Don Quixote: Miguel de Cervantes, May 27—30, 2015
My rating: ♦♦♦◊◊
This seminal novel, widely regarded as the first modern novel, is a Spanish classic and is revered in the same way as Shakespeare in the UK. It tells the story of Don Quixote de la Mancha, the Knight of the Rueful Countenance, a man who becomes so obsessed with his chivalrous novels that he believes himself to be a knight and duly sets forth on adventures befitting his station.

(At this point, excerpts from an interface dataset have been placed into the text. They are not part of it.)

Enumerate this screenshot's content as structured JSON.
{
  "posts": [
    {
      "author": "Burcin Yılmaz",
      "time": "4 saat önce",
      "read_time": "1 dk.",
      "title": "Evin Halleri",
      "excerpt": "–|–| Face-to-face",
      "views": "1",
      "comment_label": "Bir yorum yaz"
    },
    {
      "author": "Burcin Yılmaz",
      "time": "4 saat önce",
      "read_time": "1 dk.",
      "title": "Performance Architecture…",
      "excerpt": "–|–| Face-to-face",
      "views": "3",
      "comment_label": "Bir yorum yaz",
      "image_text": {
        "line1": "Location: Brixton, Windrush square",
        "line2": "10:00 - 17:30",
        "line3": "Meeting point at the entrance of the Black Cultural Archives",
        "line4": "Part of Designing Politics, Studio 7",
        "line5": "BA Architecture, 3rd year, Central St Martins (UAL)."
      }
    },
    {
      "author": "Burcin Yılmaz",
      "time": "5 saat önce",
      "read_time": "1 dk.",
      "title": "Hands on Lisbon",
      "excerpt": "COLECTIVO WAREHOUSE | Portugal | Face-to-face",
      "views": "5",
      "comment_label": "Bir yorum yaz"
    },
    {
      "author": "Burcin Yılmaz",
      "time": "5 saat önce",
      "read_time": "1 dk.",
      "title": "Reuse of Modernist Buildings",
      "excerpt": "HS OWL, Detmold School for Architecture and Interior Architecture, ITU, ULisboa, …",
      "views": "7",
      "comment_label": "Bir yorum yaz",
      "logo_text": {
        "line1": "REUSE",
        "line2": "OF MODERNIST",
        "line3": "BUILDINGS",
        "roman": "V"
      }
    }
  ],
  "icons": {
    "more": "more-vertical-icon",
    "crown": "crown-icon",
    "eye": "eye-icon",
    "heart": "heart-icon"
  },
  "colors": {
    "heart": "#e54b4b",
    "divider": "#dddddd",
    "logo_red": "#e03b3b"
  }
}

As satire goes, this is a very witty piece. Don lurches from one disaster to the next, often having the opposite effect from that which he intended. One of the funniest scenes involves his barber and the curator essentially holding a trial for each of his books as if they are human prisoners, condemning many to execution. The deadpan seriousness of the ridiculous escapades makes it hilarious.
Another key strength of the book is the various narrative techniques employed in its respective parts, with Cervantes adopting the role of narrator, biographer and character at various stages. He truly explores the possibilities of books.
Though the language is dense, it’s worth persevering with. It does, after all, coin such phrases as “Tell me the company you keep and I’ll tell you what you are.” It is ironic, perhaps, that this English translation so eloquently includes dialogue which claims translated books are never as good as those in their original language.
This key, classic book offers much to the world of literacy and is a ripping great yarn for those who take the time to read it.